Ministers Reach Compromise Declaration
Hong Kong After a lot of discussions and generally little sleep for the major players, World Trade Organization trade ministers yesterday crossed a major hurdle and adopted a Hong Kong ministerial declaration that calls for achieving full modalities in the Doha agriculture and market-opening negotiations in industrials by the end of next April (WTD, 12/16/05).
After six days of nearly around-the-clock talks, the European Union finally conceded demands by the United States and other farm exporting countries for the elimination of export subsidies by 2013. Brussels had insisted it would not agree to a date until there was full parallelism with other aspects of the export competition pillar.
This concession, however, is contingent upon establishing full modalities as well as eliminating all forms of subsidization in export credits and food aid and "trade-distorting practices" of state trading enterprises.
The 11-page Ministerial Declaration which underwent substantial changes and two major revisions during the week for the first time called for "balance between agriculture and nonagricultural market access to ensure a "comparably high level of ambition" in both aspects of the Doha Development Agenda. "This ambition is to be achieved in a balanced and proportionate manner consistent with the principle of Special and Differential Treatment."
World Trade Organization Director General Pascal Lamy described the agreement as achieving an additional 5 percent of the ambition from members he initially expected bringing total results to 60-percent.
'2006' Conclusion in Sight
Although he had come to Hong Kong with lowered expectations, US Trade Representative Rob Portman told reporters early Monday morning that he is now satisfied with the final outcome and puts an end-of-2006 date for concluding the round in sight. He cautioned that members have challenging tasks ahead.
Brazilian foreign minister Celso Amorim called the agreement "a gateway to open up the market access negotiations." He said developing countries have finally come to "center stage."
On the controversial "cotton initiative", the Hong Kong declaration forced major exporters including the United States to agree to eliminate export subsidies next year and provide duty and quota free access to all least developed countries from the beginning of the DDA implementation period.
The House and Senate are set to finally approve today a budget reconciliation bill (HR 4241) that ends the so-called "Step-Two" cotton subsidy program by next September.
The four West African cotton producers Benin, Burkina Faso, Mali and Chad managed to secure commitments from the United States for big reductions in trade-distorting domestic support along the lines of what will be agreed in other agricultural products.
The Hong Kong meeting also delivered a package of duty- and quota-free concessions to the poorest countries . The United States held out, however, for less than full coverage. All least-developed countries would be included in the initiative, but importers would be allowed to reserve 3 percent of their tariff lines. The initiative would be implemented by 2008.

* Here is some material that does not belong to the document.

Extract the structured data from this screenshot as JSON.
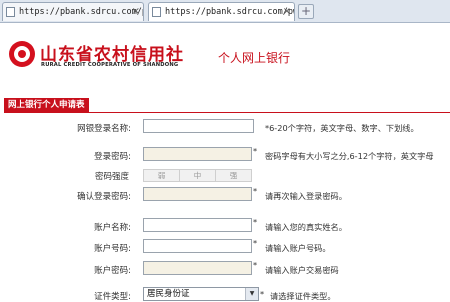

At his concluding press conference, USTR Portman mentioned that some apparel lines would be reserved along with sugar.
Japan backed US insistence on less-than-full coverage.
European Union trade commissioner Peter Mandelson said he was disappointed that all ministers could not agree to full product coverage. He commented that if the Doha negotiations are not concluded by the end of next year, the political energies might evaporate.
Indian trade minister Kamal Nath told WTD that he is happy with the outcome because it sets the direction and paves the way for accelerating the talks. He is confident that negotiations will be completed by the end of next year.
Canadian International Trade Minister Jim Peterson said negotiations now must accelerate in weeks ahead if the round is to conclude by the end of 2006.
Both Brazil and India claimed success in securing a commitment in NAMA that calls for a "Swiss" formula with coefficients at levels "which will address tariff peaks and tariff escalation." The final declaration, however, shied away from adopting the two-coefficient model. But, USTR Portman, who pushed hard for a dual coefficient one for industrialized countries and one for developing countries said he is confident that members would agree to two coefficients.
On services which went through some rough negotiations because of opposition from the Philippines and the G-90 group of developing countries ministers managed to retain plurilateral approaches as well as modal targets. The United States worked along with India and Chile to ensure that final text on services was not diluted from what was agreed in the chairman's draft circulated earlier in the month.